* _TASK OBJECTIVE_:
Instruction for the entries below: return the part that opens with the line containing "What's the underlying" and closes with the line containing "Extract the structured", exactly, and no pictures.

* _RECORDS SHOWN_:
────────────────────────────────────────

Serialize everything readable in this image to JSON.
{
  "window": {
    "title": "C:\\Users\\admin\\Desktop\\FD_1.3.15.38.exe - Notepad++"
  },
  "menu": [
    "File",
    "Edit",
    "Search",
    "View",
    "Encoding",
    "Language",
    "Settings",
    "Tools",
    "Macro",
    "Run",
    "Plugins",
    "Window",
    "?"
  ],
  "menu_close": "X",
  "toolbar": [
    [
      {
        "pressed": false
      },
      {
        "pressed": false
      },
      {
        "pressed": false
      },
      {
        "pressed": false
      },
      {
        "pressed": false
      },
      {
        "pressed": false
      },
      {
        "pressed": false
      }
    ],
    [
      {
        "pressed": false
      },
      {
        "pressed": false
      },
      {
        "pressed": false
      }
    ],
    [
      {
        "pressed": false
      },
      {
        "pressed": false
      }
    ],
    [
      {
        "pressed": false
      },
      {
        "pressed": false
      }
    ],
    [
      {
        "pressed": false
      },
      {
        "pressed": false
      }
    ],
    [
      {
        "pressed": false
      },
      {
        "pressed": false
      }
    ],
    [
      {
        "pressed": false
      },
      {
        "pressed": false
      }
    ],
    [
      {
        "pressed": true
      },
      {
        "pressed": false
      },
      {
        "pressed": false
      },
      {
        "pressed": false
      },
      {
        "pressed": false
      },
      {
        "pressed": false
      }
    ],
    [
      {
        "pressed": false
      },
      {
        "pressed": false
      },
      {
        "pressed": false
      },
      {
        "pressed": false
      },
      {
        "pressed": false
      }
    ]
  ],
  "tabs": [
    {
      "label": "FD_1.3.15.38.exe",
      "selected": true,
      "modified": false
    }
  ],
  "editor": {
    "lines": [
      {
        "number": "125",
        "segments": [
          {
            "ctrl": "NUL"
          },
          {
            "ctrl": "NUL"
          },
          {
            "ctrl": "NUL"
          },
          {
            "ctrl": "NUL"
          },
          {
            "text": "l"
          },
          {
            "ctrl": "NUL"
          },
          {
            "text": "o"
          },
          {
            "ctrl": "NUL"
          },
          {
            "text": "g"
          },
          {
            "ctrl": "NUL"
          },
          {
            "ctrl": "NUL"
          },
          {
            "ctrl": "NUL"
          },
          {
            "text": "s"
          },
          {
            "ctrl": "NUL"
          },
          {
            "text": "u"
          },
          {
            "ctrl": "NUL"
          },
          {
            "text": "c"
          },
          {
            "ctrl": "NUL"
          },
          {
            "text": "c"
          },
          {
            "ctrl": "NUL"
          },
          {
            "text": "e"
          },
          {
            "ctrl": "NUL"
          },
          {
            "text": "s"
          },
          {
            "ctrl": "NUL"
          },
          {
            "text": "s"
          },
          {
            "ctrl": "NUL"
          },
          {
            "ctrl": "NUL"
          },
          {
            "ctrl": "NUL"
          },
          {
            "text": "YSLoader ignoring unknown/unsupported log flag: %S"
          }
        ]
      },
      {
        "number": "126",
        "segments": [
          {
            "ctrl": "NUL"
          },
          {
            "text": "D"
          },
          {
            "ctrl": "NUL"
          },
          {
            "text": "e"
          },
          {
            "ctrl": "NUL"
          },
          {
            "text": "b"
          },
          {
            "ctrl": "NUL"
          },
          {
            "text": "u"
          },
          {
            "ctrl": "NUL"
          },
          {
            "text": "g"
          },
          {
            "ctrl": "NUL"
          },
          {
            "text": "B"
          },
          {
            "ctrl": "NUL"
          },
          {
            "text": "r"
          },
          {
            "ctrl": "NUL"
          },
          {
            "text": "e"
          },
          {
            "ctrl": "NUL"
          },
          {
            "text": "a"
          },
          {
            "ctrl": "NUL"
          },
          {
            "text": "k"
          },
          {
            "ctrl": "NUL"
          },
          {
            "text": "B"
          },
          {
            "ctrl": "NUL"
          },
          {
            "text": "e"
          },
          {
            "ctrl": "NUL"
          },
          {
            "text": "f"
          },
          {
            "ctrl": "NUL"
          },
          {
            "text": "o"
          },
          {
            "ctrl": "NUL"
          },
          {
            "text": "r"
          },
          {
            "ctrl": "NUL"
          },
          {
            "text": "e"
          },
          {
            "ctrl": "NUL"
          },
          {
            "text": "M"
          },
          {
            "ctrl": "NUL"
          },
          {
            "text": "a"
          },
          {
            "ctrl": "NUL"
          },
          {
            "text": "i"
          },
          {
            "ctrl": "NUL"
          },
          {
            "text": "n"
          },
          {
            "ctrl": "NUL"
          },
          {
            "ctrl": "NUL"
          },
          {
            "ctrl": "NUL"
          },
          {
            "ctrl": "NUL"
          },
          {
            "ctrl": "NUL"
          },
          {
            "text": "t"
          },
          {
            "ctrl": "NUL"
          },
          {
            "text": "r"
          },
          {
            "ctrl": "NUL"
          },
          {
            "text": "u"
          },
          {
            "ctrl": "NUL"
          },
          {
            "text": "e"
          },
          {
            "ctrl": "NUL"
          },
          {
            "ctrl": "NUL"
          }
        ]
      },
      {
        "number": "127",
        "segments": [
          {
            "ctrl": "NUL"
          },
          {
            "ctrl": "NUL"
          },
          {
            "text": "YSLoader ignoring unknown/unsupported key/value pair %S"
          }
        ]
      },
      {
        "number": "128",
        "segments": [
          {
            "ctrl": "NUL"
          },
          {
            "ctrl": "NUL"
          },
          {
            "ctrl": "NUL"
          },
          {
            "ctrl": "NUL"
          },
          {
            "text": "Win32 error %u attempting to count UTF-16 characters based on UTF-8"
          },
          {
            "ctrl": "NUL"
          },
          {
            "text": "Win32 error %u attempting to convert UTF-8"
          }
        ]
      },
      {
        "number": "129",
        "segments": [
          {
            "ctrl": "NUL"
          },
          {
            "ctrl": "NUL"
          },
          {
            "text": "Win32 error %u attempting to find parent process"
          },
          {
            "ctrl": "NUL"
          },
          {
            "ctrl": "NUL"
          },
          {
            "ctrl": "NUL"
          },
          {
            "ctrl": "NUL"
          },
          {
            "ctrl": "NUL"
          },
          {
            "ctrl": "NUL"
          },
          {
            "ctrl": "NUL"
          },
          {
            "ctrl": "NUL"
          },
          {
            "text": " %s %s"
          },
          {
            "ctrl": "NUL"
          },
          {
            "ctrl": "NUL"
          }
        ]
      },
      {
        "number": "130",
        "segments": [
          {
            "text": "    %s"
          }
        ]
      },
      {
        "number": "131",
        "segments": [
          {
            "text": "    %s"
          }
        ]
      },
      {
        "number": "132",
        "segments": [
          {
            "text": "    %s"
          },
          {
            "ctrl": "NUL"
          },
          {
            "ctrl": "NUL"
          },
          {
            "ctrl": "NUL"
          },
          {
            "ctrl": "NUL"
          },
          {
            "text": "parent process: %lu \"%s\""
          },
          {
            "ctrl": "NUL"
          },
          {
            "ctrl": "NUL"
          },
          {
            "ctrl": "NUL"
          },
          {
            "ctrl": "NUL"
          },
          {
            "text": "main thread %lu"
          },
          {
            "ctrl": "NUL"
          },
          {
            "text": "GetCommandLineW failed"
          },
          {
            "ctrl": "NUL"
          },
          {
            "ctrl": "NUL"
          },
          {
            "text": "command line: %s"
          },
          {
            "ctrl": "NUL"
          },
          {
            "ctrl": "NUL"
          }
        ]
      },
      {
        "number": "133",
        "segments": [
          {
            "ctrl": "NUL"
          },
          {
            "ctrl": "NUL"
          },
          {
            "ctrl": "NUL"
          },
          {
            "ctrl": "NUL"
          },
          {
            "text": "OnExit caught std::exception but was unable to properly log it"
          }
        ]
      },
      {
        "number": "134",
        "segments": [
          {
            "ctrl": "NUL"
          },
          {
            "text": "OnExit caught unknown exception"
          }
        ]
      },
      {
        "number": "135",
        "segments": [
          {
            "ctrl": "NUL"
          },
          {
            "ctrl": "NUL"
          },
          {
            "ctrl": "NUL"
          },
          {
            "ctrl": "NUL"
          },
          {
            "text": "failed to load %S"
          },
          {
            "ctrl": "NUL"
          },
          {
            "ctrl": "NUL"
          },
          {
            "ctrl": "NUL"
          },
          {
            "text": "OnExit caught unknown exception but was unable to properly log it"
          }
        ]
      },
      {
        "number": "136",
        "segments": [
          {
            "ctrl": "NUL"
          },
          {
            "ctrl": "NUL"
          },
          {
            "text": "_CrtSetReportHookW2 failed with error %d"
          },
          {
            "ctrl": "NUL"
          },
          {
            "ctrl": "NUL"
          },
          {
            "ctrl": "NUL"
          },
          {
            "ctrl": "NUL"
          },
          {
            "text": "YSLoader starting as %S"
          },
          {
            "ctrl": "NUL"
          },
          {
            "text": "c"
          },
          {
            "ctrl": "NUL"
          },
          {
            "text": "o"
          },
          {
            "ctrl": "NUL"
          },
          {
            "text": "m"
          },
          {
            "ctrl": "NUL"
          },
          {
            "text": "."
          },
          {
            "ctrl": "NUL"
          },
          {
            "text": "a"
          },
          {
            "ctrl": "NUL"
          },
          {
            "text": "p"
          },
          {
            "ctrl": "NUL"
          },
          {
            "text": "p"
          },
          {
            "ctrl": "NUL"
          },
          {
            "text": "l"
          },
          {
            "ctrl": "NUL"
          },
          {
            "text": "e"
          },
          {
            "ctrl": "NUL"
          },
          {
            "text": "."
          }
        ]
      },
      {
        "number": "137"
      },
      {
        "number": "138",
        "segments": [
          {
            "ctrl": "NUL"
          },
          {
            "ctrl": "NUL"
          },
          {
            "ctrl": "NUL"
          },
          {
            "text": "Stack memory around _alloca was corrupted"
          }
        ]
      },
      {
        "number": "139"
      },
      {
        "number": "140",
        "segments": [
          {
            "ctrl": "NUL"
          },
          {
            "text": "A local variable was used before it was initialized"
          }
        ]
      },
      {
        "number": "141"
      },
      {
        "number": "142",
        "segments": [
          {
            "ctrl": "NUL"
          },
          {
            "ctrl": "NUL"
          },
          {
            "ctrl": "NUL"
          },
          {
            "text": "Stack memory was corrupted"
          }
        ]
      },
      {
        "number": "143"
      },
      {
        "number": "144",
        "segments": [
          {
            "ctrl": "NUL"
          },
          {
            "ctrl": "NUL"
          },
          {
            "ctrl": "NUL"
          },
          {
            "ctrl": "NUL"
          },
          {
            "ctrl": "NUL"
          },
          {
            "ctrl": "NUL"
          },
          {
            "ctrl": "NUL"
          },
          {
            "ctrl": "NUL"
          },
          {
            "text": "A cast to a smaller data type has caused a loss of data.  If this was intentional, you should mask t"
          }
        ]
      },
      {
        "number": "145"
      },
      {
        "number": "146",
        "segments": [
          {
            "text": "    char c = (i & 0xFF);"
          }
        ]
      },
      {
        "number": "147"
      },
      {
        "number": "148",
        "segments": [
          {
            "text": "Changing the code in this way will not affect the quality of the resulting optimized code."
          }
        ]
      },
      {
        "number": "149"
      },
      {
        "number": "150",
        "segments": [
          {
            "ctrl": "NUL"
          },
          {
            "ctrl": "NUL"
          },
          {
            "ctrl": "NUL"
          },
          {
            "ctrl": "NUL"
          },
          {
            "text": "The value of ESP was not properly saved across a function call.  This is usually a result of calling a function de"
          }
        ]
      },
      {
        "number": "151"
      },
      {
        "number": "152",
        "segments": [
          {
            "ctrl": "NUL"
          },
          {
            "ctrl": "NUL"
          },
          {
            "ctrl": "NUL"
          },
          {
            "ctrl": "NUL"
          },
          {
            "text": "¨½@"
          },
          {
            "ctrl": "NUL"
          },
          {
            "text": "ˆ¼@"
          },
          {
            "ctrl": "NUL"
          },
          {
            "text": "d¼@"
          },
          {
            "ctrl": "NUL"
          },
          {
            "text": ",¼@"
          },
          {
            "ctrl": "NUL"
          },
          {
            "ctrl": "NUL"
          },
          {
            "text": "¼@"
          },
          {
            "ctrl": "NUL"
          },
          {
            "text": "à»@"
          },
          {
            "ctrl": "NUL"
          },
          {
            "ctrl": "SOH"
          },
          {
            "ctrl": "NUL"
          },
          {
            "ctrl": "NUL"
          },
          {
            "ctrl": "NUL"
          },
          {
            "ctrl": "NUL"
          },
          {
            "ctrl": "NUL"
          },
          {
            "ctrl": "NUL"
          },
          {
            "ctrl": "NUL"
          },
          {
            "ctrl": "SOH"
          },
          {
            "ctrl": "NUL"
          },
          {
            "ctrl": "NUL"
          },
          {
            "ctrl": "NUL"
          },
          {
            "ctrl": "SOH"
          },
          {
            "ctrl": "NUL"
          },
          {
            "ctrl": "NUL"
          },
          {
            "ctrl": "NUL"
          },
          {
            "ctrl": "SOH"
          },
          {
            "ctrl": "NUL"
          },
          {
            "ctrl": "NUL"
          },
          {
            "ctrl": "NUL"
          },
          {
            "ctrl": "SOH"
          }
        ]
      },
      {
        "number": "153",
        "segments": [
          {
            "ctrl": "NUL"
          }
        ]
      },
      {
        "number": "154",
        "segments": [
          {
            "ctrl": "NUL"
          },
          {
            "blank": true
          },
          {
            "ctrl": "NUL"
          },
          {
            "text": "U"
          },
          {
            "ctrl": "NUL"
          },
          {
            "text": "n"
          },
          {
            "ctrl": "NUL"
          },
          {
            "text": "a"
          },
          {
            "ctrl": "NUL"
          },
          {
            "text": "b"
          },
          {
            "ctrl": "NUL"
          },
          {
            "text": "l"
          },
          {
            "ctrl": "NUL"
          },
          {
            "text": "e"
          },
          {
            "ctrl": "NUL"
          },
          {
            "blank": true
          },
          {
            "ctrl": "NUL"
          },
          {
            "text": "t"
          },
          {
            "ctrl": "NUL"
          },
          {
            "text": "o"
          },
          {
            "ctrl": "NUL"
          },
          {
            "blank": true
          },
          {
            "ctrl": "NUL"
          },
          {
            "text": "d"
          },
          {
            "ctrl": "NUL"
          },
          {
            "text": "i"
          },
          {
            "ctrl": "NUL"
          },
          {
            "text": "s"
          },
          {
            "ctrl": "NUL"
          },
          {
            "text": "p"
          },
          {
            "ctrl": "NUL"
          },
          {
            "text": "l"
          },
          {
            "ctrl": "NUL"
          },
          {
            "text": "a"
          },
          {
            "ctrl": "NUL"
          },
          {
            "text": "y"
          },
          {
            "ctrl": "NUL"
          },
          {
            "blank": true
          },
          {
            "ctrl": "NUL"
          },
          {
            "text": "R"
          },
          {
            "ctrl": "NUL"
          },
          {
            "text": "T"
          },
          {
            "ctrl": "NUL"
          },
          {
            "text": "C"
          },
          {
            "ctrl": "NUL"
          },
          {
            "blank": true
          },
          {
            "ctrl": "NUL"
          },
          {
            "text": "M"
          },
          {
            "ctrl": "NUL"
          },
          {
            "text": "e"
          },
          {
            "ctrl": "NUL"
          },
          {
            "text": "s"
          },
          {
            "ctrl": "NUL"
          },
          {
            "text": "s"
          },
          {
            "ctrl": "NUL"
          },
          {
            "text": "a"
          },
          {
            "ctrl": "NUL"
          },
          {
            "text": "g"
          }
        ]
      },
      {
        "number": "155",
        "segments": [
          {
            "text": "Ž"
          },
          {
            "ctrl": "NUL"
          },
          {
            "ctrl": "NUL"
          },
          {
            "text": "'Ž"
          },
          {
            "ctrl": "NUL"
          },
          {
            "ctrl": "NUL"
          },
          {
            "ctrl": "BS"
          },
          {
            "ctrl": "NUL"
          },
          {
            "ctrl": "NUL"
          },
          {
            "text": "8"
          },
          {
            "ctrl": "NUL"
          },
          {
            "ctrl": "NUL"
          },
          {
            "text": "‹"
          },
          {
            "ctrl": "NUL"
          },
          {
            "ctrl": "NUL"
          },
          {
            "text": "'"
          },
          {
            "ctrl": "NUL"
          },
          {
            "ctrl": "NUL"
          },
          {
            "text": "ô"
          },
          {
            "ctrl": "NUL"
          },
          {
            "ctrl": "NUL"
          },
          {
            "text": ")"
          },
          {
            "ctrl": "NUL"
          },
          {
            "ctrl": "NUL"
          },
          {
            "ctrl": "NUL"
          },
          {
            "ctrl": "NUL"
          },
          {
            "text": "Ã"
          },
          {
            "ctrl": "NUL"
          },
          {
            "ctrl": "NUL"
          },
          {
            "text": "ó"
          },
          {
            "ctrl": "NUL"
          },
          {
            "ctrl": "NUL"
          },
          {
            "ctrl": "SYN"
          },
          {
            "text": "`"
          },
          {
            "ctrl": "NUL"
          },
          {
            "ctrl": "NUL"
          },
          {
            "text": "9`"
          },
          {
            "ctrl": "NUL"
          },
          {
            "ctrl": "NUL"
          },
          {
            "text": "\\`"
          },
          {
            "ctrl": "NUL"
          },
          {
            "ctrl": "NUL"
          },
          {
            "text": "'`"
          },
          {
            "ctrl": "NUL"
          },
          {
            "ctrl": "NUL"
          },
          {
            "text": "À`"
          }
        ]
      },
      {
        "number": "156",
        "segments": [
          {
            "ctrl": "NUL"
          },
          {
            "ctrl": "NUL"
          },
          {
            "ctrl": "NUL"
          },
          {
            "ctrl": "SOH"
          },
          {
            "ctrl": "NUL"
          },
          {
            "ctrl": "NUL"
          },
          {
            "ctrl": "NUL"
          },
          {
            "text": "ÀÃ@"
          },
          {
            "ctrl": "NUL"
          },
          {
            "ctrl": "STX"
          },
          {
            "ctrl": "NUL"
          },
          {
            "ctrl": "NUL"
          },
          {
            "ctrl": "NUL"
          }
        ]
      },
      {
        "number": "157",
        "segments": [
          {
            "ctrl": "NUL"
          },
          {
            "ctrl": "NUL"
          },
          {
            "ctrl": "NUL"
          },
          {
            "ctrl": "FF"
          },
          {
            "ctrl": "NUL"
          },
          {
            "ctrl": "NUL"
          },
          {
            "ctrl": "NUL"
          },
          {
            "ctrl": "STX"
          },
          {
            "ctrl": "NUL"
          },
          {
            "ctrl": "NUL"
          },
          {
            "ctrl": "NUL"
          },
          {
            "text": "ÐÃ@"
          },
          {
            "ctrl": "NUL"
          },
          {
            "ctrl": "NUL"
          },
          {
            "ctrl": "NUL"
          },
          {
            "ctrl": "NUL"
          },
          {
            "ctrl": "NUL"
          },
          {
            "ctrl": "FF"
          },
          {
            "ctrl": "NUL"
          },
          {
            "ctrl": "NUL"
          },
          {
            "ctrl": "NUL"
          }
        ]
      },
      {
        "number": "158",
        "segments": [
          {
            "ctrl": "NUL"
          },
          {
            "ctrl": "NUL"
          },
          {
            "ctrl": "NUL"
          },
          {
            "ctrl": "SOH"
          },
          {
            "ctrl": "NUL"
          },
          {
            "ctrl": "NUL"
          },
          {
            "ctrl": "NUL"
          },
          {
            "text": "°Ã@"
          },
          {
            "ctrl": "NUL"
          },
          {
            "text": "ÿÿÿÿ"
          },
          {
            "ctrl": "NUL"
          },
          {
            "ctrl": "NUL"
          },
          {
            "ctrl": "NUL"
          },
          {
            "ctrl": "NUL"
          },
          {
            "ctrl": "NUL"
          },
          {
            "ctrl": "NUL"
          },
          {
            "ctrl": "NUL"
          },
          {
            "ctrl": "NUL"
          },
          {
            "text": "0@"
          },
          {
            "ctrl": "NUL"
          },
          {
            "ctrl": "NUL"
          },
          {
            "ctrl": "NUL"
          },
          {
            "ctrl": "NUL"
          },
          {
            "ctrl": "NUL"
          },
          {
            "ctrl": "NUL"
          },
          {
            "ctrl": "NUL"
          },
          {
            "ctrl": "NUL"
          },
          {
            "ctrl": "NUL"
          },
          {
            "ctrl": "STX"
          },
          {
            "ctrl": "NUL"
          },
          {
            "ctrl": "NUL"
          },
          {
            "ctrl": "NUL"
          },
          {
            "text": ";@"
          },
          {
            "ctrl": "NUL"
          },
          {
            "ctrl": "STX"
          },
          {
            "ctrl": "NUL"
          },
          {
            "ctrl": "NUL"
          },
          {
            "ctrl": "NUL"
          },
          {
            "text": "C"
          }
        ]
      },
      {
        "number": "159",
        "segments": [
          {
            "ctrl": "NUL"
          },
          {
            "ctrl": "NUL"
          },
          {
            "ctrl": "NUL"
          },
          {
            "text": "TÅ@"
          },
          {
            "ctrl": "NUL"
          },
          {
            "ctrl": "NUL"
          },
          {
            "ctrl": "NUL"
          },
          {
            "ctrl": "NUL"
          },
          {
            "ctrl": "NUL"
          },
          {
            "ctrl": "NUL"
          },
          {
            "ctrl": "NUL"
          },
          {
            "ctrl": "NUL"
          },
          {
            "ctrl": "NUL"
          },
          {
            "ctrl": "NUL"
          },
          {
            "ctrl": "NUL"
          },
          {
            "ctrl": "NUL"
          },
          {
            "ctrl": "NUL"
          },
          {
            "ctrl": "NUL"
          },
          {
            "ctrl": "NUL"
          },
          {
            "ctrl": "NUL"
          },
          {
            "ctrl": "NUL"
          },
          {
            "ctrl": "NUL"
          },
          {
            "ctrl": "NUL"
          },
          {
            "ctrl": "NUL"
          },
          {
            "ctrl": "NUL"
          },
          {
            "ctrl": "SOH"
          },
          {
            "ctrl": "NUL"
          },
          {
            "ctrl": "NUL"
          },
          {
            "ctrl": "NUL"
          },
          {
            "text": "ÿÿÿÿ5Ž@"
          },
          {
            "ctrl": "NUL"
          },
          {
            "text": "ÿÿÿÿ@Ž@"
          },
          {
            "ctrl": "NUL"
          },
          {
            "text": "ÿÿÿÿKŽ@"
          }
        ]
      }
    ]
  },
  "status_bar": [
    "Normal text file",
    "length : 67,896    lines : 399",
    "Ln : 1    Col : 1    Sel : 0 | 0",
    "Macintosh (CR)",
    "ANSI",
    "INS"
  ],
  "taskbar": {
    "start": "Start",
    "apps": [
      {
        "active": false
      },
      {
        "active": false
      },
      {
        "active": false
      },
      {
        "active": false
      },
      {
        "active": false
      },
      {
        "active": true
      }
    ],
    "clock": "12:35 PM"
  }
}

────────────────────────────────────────

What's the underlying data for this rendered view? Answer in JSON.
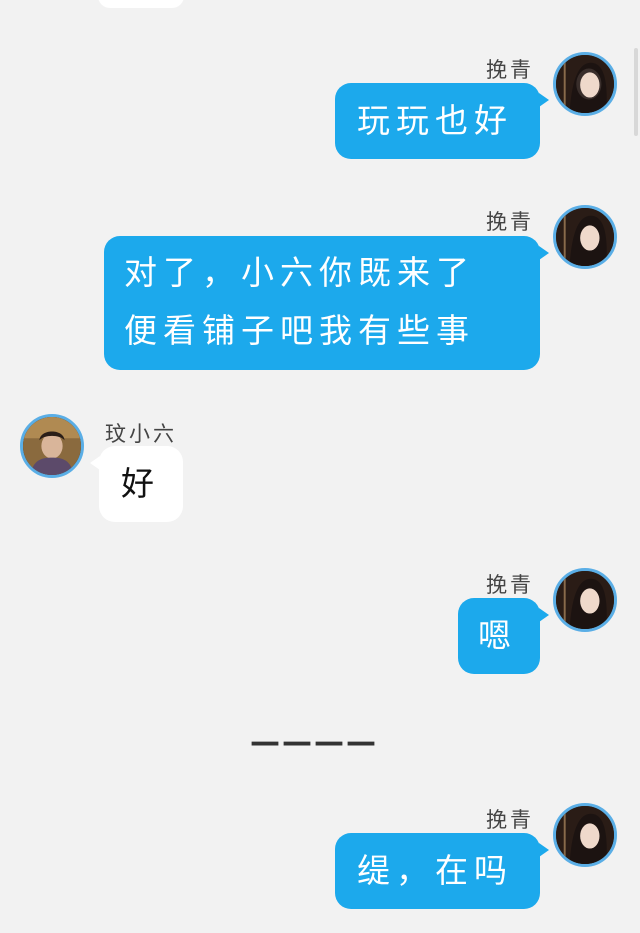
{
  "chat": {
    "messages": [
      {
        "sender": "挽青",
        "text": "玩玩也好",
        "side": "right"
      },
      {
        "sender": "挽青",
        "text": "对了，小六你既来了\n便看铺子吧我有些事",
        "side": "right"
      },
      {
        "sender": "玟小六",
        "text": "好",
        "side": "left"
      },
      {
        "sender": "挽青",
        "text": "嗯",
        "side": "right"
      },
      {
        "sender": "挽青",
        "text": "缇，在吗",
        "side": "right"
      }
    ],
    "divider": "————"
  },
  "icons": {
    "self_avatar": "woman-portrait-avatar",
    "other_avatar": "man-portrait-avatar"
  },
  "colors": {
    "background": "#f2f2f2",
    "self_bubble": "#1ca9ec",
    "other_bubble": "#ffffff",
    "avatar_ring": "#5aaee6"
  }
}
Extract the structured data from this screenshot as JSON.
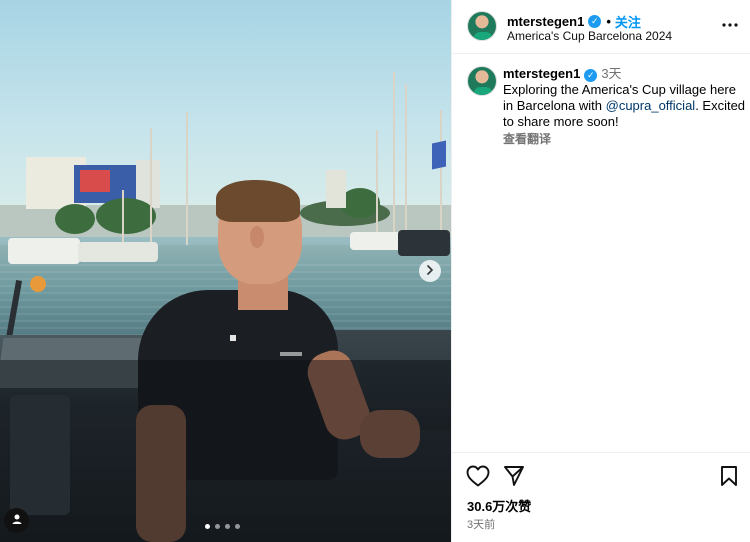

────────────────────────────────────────

* _OUTPUT OF THE TASK_:
What's the underlying data for this rendered view? Answer in JSON.
{
  "chat": {
    "messages": [
      {
        "sender": "挽青",
        "text": "玩玩也好",
        "side": "right"
      },
      {
        "sender": "挽青",
        "text": "对了，小六你既来了\n便看铺子吧我有些事",
        "side": "right"
      },
      {
        "sender": "玟小六",
        "text": "好",
        "side": "left"
      },
      {
        "sender": "挽青",
        "text": "嗯",
        "side": "right"
      },
      {
        "sender": "挽青",
        "text": "缇，在吗",
        "side": "right"
      }
    ],
    "divider": "————"
  },
  "icons": {
    "self_avatar": "woman-portrait-avatar",
    "other_avatar": "man-portrait-avatar"
  },
  "colors": {
    "background": "#f2f2f2",
    "self_bubble": "#1ca9ec",
    "other_bubble": "#ffffff",
    "avatar_ring": "#5aaee6"
  }
}
Extract the structured data from this screenshot as JSON.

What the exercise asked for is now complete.